▶ YOUR INSTRUCTIONS
Please state how many lines of the data contain "Candlelight". The number by itself is enough.

▶ MATERIALS PROVIDED

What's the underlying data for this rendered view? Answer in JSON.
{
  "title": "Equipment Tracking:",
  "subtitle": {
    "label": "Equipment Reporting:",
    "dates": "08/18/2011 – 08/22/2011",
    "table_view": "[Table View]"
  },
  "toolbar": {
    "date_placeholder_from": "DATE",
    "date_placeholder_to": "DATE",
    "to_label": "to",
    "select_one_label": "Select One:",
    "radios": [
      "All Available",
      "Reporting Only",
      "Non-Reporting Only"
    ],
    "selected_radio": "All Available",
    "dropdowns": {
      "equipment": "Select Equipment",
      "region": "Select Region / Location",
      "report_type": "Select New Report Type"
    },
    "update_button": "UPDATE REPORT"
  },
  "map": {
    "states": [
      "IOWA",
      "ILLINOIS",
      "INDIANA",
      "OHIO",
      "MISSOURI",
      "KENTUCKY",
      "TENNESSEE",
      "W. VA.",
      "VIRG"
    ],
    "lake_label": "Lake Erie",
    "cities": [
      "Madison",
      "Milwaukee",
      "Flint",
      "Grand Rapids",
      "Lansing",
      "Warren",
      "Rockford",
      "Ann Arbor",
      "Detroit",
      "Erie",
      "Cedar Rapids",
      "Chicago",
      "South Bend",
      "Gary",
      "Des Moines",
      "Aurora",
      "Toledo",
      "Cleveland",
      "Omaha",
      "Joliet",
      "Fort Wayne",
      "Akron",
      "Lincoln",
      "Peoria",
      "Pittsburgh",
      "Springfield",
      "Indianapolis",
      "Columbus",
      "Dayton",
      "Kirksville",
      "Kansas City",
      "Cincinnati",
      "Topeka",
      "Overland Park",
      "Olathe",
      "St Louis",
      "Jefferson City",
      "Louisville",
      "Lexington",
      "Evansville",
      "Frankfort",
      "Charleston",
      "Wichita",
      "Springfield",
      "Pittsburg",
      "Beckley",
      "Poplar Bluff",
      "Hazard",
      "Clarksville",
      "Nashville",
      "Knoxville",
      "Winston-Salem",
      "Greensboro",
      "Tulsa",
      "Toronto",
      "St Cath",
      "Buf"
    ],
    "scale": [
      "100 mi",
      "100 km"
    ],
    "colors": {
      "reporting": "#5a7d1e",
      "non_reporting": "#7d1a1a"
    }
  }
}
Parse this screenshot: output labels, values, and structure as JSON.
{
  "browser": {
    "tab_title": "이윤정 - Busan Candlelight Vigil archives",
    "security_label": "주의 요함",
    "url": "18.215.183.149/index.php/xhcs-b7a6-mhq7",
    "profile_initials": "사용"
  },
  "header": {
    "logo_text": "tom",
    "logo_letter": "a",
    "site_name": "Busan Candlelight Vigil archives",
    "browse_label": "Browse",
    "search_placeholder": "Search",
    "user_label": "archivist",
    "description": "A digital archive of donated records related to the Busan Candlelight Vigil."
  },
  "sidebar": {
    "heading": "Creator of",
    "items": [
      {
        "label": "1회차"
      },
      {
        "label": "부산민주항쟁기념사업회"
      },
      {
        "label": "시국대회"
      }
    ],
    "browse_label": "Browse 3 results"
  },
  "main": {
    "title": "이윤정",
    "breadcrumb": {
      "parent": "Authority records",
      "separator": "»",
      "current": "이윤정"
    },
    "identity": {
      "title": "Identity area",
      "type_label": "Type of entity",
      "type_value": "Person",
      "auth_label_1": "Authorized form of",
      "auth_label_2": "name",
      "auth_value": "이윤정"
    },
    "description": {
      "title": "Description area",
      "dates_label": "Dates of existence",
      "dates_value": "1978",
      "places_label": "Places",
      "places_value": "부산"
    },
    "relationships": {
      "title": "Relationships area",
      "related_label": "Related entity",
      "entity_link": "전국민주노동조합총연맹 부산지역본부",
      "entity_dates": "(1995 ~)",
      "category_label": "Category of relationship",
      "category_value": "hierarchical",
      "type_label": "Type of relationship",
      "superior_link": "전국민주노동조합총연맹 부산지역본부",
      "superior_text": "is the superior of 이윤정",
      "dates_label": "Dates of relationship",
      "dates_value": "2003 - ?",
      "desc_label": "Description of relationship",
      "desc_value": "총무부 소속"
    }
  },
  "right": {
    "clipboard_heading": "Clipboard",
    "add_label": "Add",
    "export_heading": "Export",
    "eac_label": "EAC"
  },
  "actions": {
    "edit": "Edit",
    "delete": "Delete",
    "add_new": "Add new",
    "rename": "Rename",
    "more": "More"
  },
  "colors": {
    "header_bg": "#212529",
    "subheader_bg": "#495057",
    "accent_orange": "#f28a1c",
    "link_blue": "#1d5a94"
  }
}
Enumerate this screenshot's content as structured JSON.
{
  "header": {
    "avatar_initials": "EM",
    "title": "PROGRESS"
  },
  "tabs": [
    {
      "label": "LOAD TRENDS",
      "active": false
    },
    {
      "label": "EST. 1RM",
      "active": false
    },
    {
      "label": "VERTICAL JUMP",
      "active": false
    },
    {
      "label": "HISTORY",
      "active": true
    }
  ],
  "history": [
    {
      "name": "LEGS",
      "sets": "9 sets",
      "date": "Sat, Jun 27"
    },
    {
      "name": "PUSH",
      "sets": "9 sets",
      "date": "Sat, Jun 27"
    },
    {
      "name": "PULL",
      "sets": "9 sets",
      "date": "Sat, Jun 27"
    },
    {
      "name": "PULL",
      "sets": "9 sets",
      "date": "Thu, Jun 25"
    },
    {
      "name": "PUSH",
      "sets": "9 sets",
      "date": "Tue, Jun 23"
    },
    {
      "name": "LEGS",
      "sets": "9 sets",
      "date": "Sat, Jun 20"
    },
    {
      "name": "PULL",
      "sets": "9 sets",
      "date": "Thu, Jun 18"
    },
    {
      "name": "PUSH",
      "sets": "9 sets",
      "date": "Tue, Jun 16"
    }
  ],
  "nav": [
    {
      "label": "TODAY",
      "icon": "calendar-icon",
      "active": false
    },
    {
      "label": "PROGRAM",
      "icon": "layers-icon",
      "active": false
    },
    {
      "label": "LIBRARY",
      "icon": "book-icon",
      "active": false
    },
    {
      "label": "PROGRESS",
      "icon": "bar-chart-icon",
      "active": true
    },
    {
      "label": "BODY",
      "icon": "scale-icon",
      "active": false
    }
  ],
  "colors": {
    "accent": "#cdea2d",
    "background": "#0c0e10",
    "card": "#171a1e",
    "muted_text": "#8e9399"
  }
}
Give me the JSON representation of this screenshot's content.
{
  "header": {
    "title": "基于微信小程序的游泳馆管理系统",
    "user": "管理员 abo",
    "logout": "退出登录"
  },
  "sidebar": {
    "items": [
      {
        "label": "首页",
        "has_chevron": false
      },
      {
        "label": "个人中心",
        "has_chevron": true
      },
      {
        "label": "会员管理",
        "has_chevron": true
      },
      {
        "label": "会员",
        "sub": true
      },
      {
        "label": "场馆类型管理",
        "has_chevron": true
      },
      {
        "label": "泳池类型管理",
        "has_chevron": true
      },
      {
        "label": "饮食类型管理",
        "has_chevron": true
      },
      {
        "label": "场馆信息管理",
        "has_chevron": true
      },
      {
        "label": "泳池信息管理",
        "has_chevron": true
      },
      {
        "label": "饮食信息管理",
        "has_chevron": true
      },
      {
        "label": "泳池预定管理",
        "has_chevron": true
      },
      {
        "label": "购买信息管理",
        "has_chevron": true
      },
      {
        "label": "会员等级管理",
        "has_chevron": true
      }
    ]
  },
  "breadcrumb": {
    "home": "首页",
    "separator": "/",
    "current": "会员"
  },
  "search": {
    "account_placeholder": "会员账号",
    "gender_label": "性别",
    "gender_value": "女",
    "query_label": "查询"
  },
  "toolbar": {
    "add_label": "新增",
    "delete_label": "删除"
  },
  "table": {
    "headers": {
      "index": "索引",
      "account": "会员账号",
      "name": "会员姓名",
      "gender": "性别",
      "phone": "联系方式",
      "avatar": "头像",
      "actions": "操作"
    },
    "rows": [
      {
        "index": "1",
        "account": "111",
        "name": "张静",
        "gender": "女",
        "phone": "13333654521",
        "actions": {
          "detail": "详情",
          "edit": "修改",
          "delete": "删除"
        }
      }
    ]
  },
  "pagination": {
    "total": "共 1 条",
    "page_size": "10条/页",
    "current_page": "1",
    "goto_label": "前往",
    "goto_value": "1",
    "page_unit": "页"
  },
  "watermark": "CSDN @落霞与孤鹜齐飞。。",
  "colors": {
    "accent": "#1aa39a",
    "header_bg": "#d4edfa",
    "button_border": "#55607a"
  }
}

▶ EXERCISE SOLUTION
3